[WHAT THE EXERCISE ASKS]: Below are records; count the lines that hold the string "JSON" and give only the count.

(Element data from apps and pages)
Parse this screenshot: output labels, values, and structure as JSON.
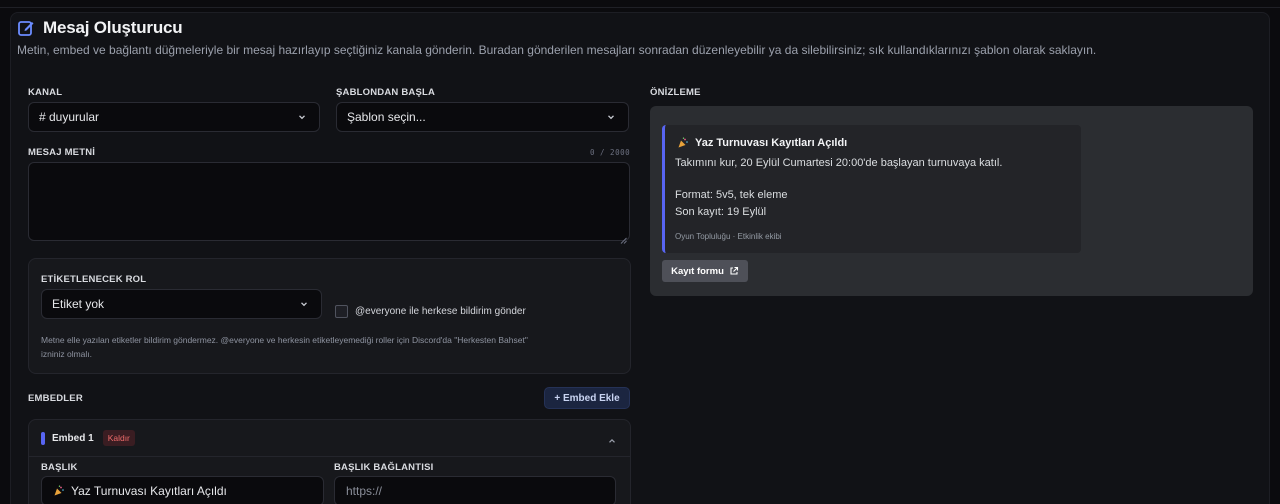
{
  "header": {
    "title": "Mesaj Oluşturucu",
    "subtitle": "Metin, embed ve bağlantı düğmeleriyle bir mesaj hazırlayıp seçtiğiniz kanala gönderin. Buradan gönderilen mesajları sonradan düzenleyebilir ya da silebilirsiniz; sık kullandıklarınızı şablon olarak saklayın."
  },
  "form": {
    "channel_label": "KANAL",
    "channel_value": "# duyurular",
    "template_label": "ŞABLONDAN BAŞLA",
    "template_value": "Şablon seçin...",
    "message_label": "MESAJ METNİ",
    "message_counter": "0 / 2000",
    "message_value": ""
  },
  "role": {
    "label": "ETİKETLENECEK ROL",
    "value": "Etiket yok",
    "everyone_label": "@everyone ile herkese bildirim gönder",
    "everyone_checked": false,
    "help_line1": "Metne elle yazılan etiketler bildirim göndermez. @everyone ve herkesin etiketleyemediği roller için Discord'da \"Herkesten Bahset\"",
    "help_line2": "izniniz olmalı."
  },
  "embeds": {
    "label": "EMBEDLER",
    "add_button": "+ Embed Ekle",
    "items": [
      {
        "name": "Embed 1",
        "remove_label": "Kaldır",
        "accent_color": "#5865f2",
        "title_label": "BAŞLIK",
        "title_value": "Yaz Turnuvası Kayıtları Açıldı",
        "title_link_label": "BAŞLIK BAĞLANTISI",
        "title_link_placeholder": "https://"
      }
    ]
  },
  "preview": {
    "label": "ÖNİZLEME",
    "embed_title": "Yaz Turnuvası Kayıtları Açıldı",
    "line1": "Takımını kur, 20 Eylül Cumartesi 20:00'de başlayan turnuvaya katıl.",
    "line2": "Format: 5v5, tek eleme",
    "line3": "Son kayıt: 19 Eylül",
    "footer": "Oyun Topluluğu · Etkinlik ekibi",
    "link_button": "Kayıt formu",
    "accent_color": "#5865f2"
  }
}
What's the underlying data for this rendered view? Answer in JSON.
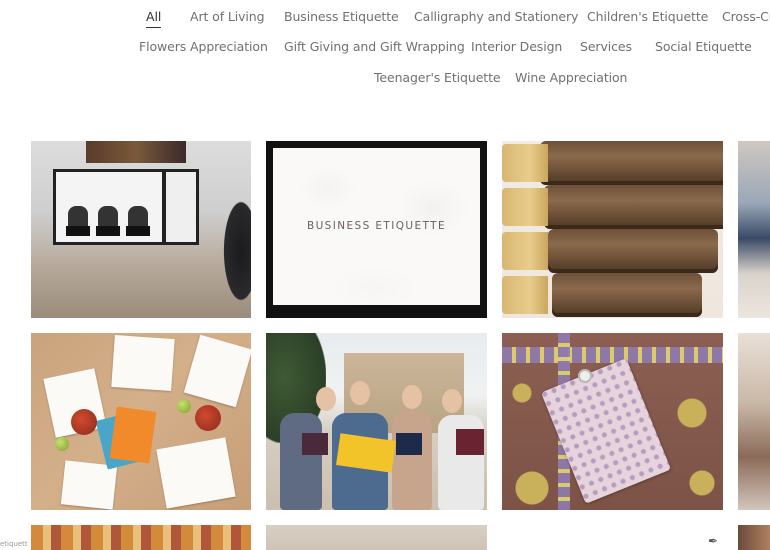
{
  "filters": {
    "items": [
      {
        "label": "All",
        "active": true
      },
      {
        "label": "Art of Living"
      },
      {
        "label": "Business Etiquette"
      },
      {
        "label": "Calligraphy and Stationery"
      },
      {
        "label": "Children's Etiquette"
      },
      {
        "label": "Cross-Cu"
      },
      {
        "label": "Flowers Appreciation"
      },
      {
        "label": "Gift Giving and Gift Wrapping"
      },
      {
        "label": "Interior Design"
      },
      {
        "label": "Services"
      },
      {
        "label": "Social Etiquette"
      },
      {
        "label": "Teenager's Etiquette"
      },
      {
        "label": "Wine Appreciation"
      }
    ]
  },
  "gallery": {
    "business_tile_label": "BUSINESS ETIQUETTE"
  },
  "footer": {
    "corner_text": "etiquett"
  },
  "colors": {
    "text": "#707070",
    "active_text": "#333333",
    "background": "#ffffff"
  }
}
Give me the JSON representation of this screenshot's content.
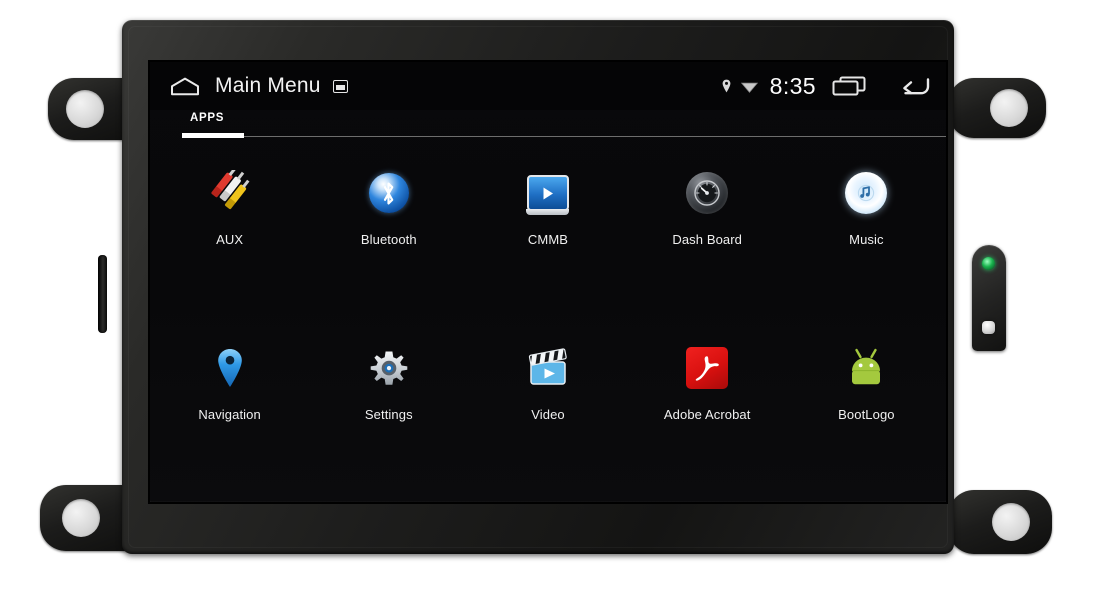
{
  "device": {
    "name": "car-head-unit",
    "chassis_color": "#1d1d1c",
    "led_color": "#19b34d"
  },
  "statusbar": {
    "home_icon": "home-icon",
    "title": "Main Menu",
    "title_badge_icon": "screen-badge-icon",
    "location_icon": "location-pin-icon",
    "wifi_icon": "wifi-icon",
    "time": "8:35",
    "recents_icon": "recent-apps-icon",
    "back_icon": "back-arrow-icon"
  },
  "tabs": {
    "items": [
      {
        "label": "APPS",
        "selected": true
      }
    ]
  },
  "apps": [
    {
      "label": "AUX",
      "icon": "rca-cables-icon"
    },
    {
      "label": "Bluetooth",
      "icon": "bluetooth-icon"
    },
    {
      "label": "CMMB",
      "icon": "cmmb-tv-icon"
    },
    {
      "label": "Dash Board",
      "icon": "gauge-icon"
    },
    {
      "label": "Music",
      "icon": "music-orb-icon"
    },
    {
      "label": "Navigation",
      "icon": "map-pin-icon"
    },
    {
      "label": "Settings",
      "icon": "gear-icon"
    },
    {
      "label": "Video",
      "icon": "clapperboard-icon"
    },
    {
      "label": "Adobe Acrobat",
      "icon": "adobe-acrobat-icon"
    },
    {
      "label": "BootLogo",
      "icon": "android-robot-icon"
    }
  ],
  "hardware": {
    "card_slot": "card-slot",
    "side_led": "status-led",
    "side_button": "reset-button",
    "mount_holes": 4
  },
  "colors": {
    "accent_white": "#ffffff",
    "screen_bg": "#09090b",
    "bluetooth_blue": "#2f86de",
    "acrobat_red": "#d8100f",
    "android_green": "#a4c93e",
    "nav_pin_blue": "#2f9ae8"
  }
}
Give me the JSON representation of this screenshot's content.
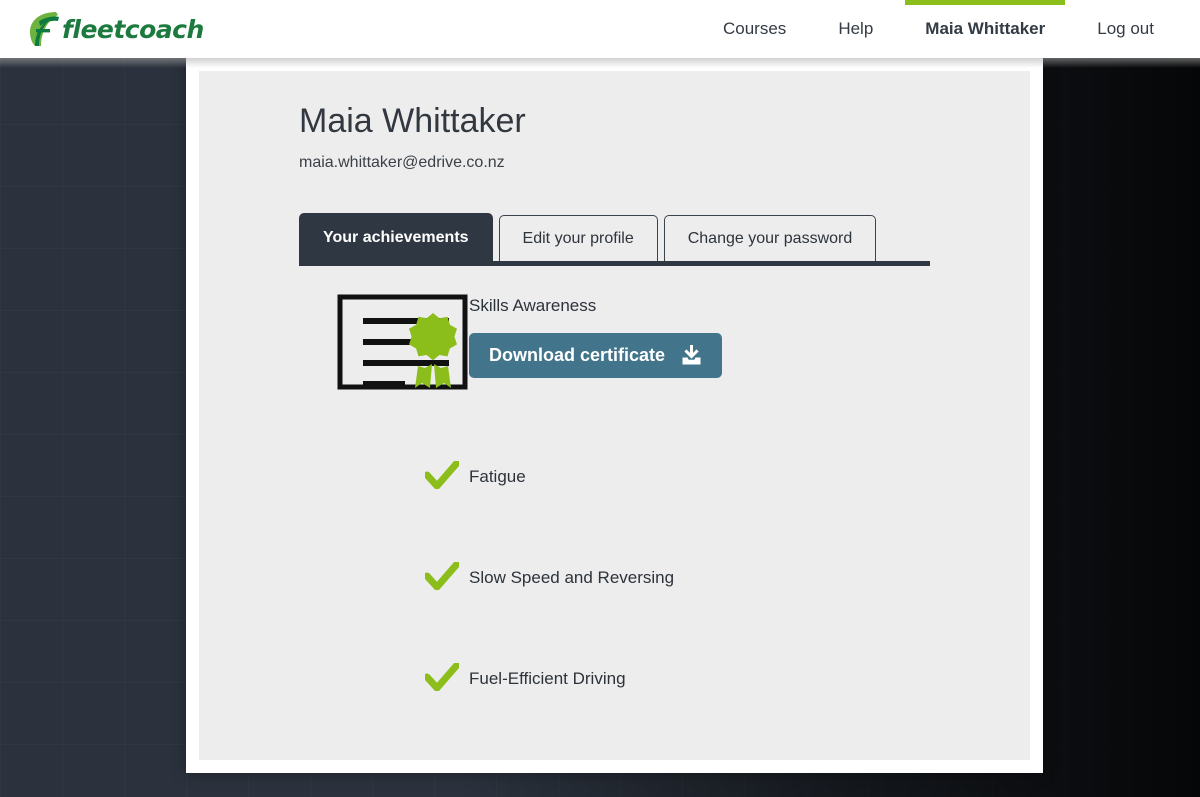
{
  "brand": {
    "wordmark": "fleetcoach",
    "mark_icon": "leaf-f-logo-icon",
    "leaf_light_color": "#6cb33f",
    "leaf_dark_color": "#0f7a3d",
    "wordmark_color": "#1c7a3e"
  },
  "nav": {
    "items": [
      {
        "label": "Courses",
        "active": false
      },
      {
        "label": "Help",
        "active": false
      },
      {
        "label": "Maia Whittaker",
        "active": true
      },
      {
        "label": "Log out",
        "active": false
      }
    ],
    "active_indicator_color": "#8cbe1b"
  },
  "profile": {
    "name": "Maia Whittaker",
    "email": "maia.whittaker@edrive.co.nz"
  },
  "tabs": [
    {
      "label": "Your achievements",
      "active": true
    },
    {
      "label": "Edit your profile",
      "active": false
    },
    {
      "label": "Change your password",
      "active": false
    }
  ],
  "achievements": [
    {
      "title": "Skills Awareness",
      "icon": "certificate-icon",
      "has_certificate": true,
      "button_label": "Download certificate",
      "button_icon": "download-icon",
      "button_color": "#42748b"
    },
    {
      "title": "Fatigue",
      "icon": "green-check-icon",
      "has_certificate": false
    },
    {
      "title": "Slow Speed and Reversing",
      "icon": "green-check-icon",
      "has_certificate": false
    },
    {
      "title": "Fuel-Efficient Driving",
      "icon": "green-check-icon",
      "has_certificate": false
    }
  ],
  "colors": {
    "page_background": "#2b323d",
    "card_background": "#ededed",
    "accent_green": "#8cbe1b",
    "dark_tab": "#2f3742",
    "text_dark": "#2d333a"
  }
}
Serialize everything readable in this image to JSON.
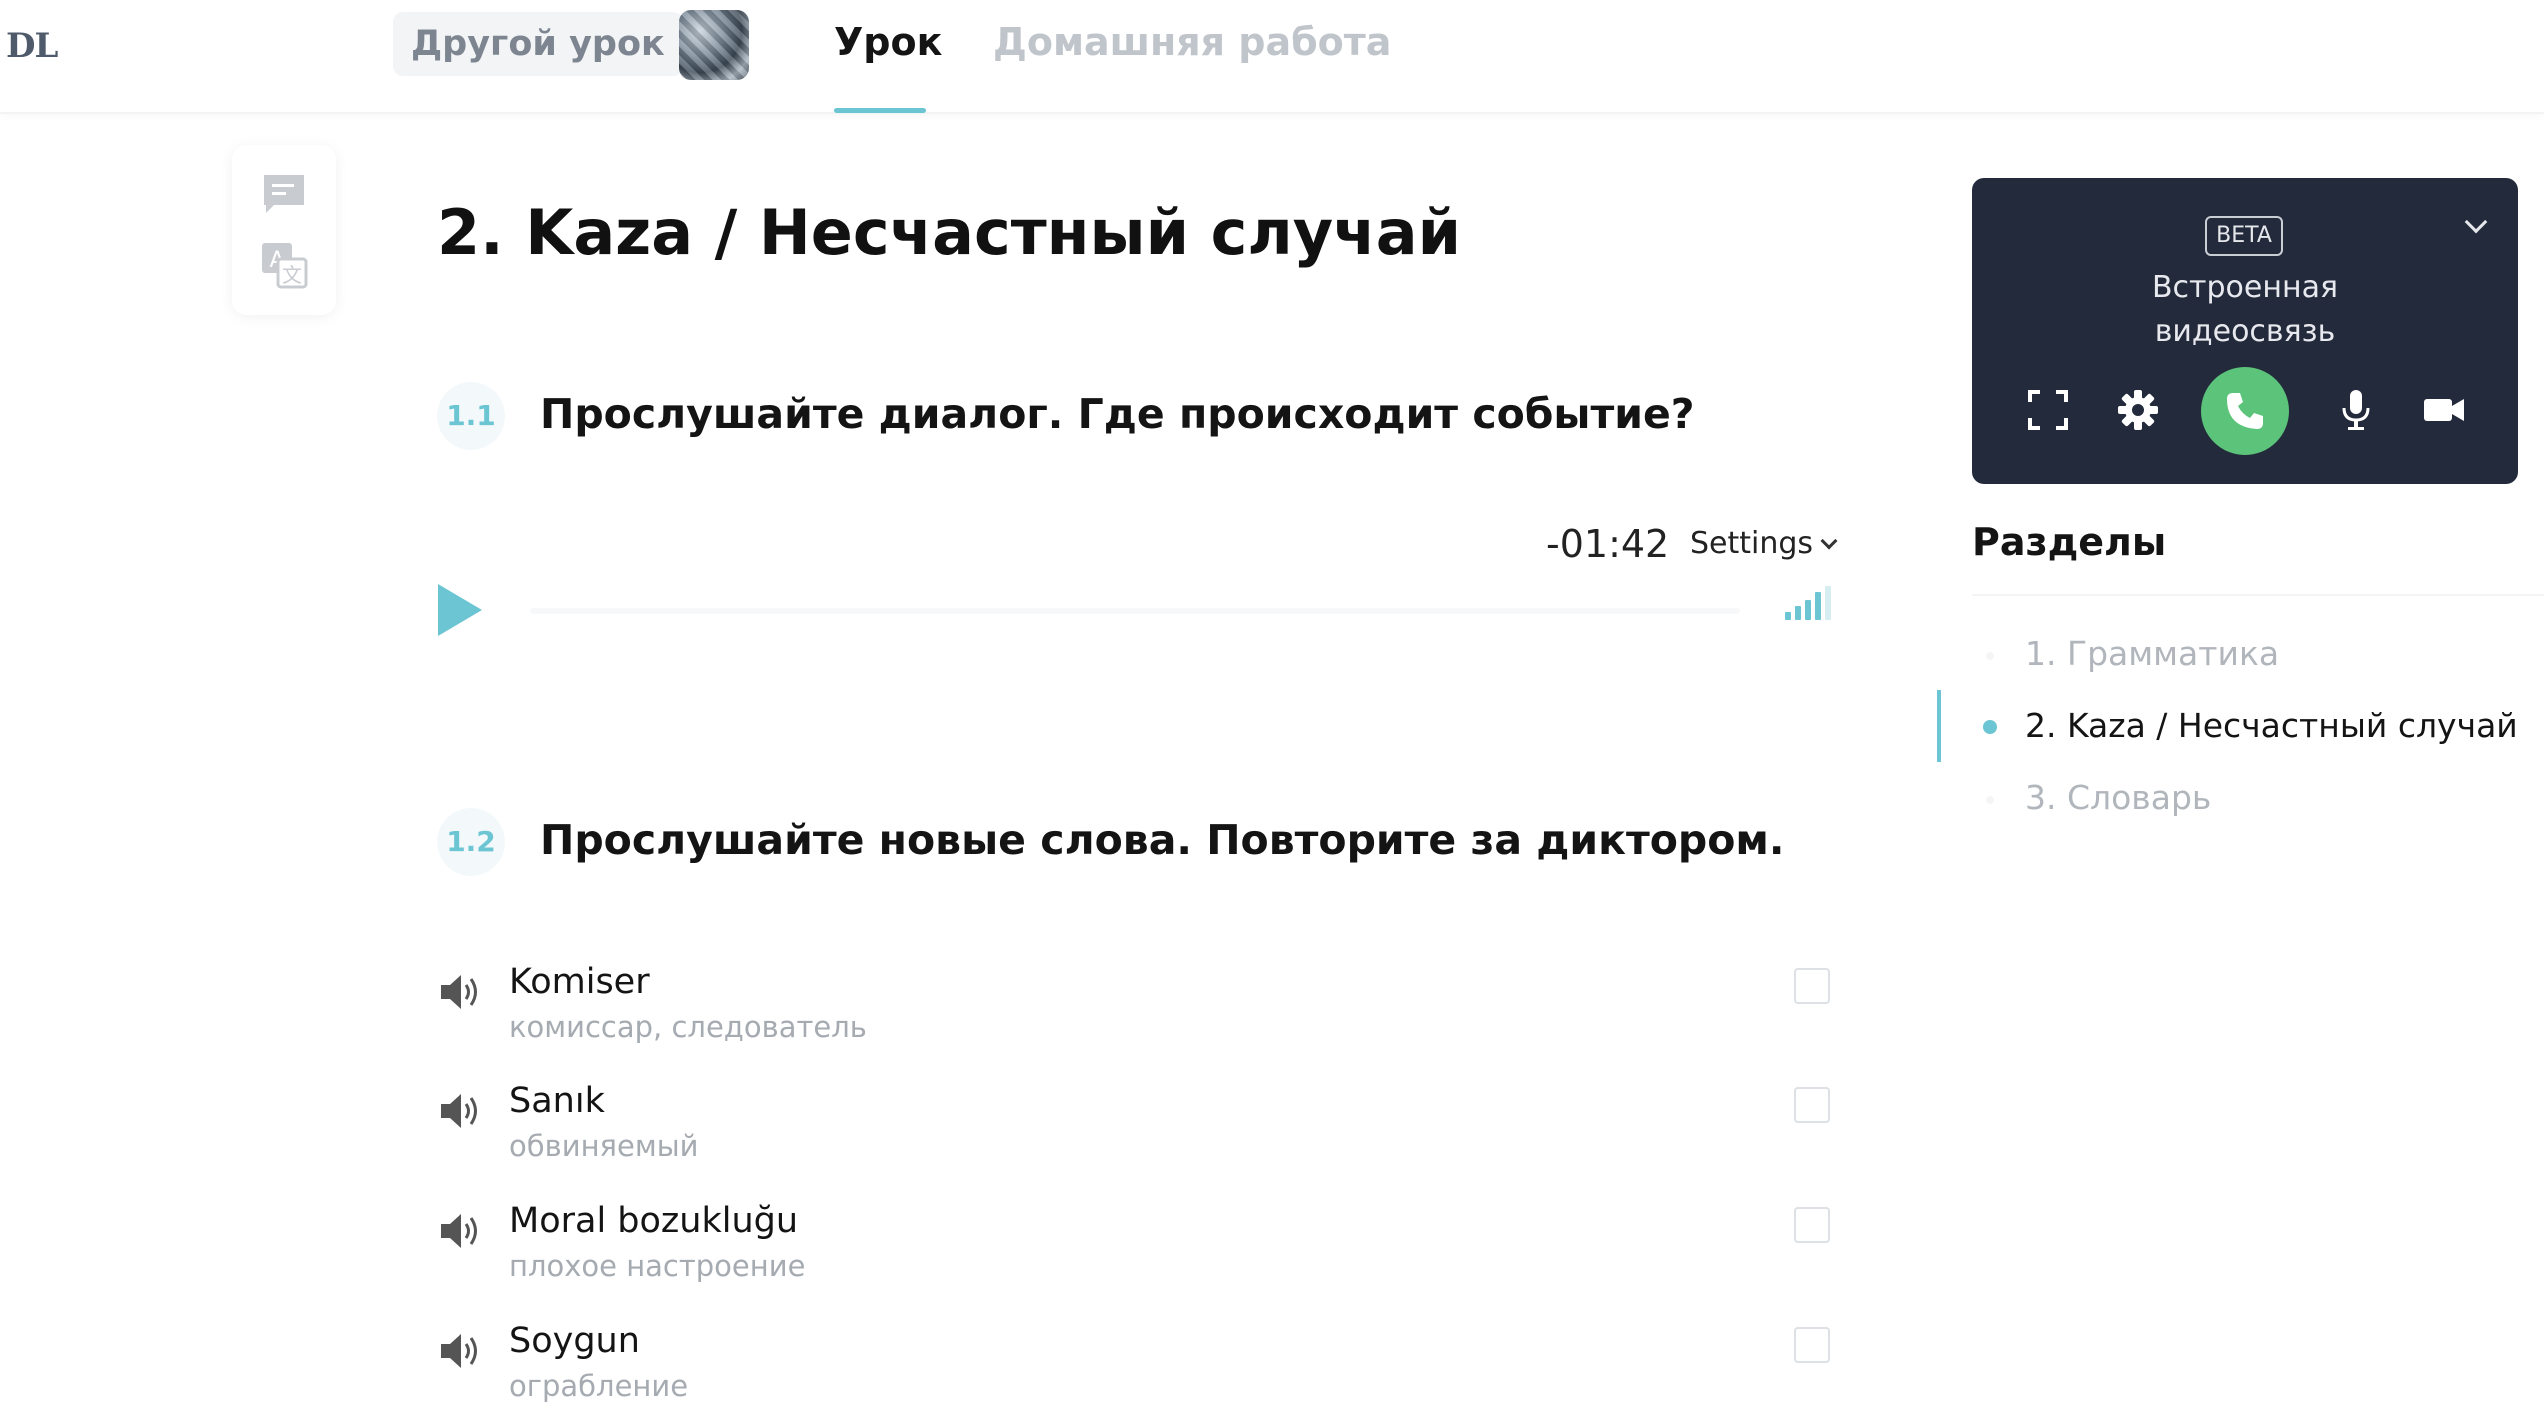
{
  "header": {
    "logo": "DL",
    "other_lesson": "Другой урок",
    "tabs": [
      {
        "label": "Урок",
        "active": true
      },
      {
        "label": "Домашняя работа",
        "active": false
      }
    ]
  },
  "tools": [
    {
      "icon": "comment-icon"
    },
    {
      "icon": "translate-icon"
    }
  ],
  "main": {
    "title": "2. Kaza / Несчастный случай",
    "sections": [
      {
        "number": "1.1",
        "title": "Прослушайте диалог. Где происходит событие?"
      },
      {
        "number": "1.2",
        "title": "Прослушайте новые слова. Повторите за диктором."
      }
    ],
    "player": {
      "time": "-01:42",
      "settings_label": "Settings",
      "progress": 0
    },
    "words": [
      {
        "word": "Komiser",
        "translation": "комиссар, следователь",
        "checked": false
      },
      {
        "word": "Sanık",
        "translation": "обвиняемый",
        "checked": false
      },
      {
        "word": "Moral bozukluğu",
        "translation": "плохое настроение",
        "checked": false
      },
      {
        "word": "Soygun",
        "translation": "ограбление",
        "checked": false
      }
    ]
  },
  "video_widget": {
    "badge": "BETA",
    "title_line1": "Встроенная",
    "title_line2": "видеосвязь",
    "buttons": [
      "fullscreen-icon",
      "gear-icon",
      "phone-icon",
      "microphone-icon",
      "camera-icon"
    ]
  },
  "sidebar": {
    "title": "Разделы",
    "items": [
      {
        "label": "1. Грамматика",
        "active": false
      },
      {
        "label": "2. Kaza / Несчастный случай",
        "active": true
      },
      {
        "label": "3. Словарь",
        "active": false
      }
    ]
  },
  "colors": {
    "accent": "#6cc5d3",
    "call_green": "#5cc37a",
    "video_bg": "#232a3b"
  }
}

[PROBLEM SOLUTION]: 5